An unprecedented trade agreement is being negotiated between the European Union (EU) and the United States (US).
The proclaimed aim of the proposed Trans-Atlantic Trade and Investment Partnership (TTIP) is to increase trade between the two trading blocs through the minimization of technical barriers to trade (TBTs). According to economic estimates used by the European Commission, the chemicals sector would be the second biggest beneficiary of “full liberalization” through TTIP.1 For over a decade, the US government and the chemical industry have claimed that EU chemicals legislation is a major barrier to trade, due, in part, to the deep divergence in levels of protection afforded by the regulatory regimes in the two trading blocs.2
In advance of the December 2013 round of EU-US trade negotiations, the trans-Atlantic chemical industry secretly proposed draft text on regulatory co-operation for negotiators to consider including in TTIP.

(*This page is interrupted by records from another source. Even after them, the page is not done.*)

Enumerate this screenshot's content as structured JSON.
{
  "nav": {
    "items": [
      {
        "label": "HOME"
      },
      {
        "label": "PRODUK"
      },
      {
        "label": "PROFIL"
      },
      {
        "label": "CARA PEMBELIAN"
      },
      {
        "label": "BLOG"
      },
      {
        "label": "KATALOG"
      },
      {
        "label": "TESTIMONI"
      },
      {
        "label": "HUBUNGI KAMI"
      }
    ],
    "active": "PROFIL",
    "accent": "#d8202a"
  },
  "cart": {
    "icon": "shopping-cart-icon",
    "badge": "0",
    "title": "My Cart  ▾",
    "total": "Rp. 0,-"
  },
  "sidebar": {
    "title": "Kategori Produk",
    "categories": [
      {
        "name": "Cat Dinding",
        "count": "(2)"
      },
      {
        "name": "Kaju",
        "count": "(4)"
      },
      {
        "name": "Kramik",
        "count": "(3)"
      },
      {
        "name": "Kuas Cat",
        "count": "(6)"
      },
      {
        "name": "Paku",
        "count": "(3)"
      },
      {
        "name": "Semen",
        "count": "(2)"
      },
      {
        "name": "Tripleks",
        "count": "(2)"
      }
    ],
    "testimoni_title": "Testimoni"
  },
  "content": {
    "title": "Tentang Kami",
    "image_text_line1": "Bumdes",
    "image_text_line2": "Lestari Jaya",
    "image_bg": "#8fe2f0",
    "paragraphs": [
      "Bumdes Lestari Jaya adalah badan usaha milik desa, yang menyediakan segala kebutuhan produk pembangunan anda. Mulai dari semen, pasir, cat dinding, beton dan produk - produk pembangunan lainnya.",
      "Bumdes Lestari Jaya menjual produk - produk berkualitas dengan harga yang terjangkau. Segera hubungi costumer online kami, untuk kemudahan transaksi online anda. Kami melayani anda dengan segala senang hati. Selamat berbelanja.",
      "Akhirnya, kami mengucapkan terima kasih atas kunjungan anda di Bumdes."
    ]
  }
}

The joint proposal by the American Chemistry Council (ACC) and the European Chemical Industry Council (CEFIC) seeks to use TTIP as a mechanism to “address the potential non-tariff barriers that can arise from discordant regulatory measures”. While this may appear to be a reasonable aim on its surface, closer study of the proposal strongly suggests different motivations – to exploit regulatory differences between the two parties to slow regulatory developments at all levels, prevent the regulation of endocrine disrupting chemicals (EDCs) and obstruct efforts to promote substitution of all harmful substances with safer alternatives. Industry’s suggestion that its proposed “improvements” purport to involve no changes in the underlying statutory or regulatory requirements in either jurisdiction are, at best, wildly implausible and, at worst, deeply disingenuous.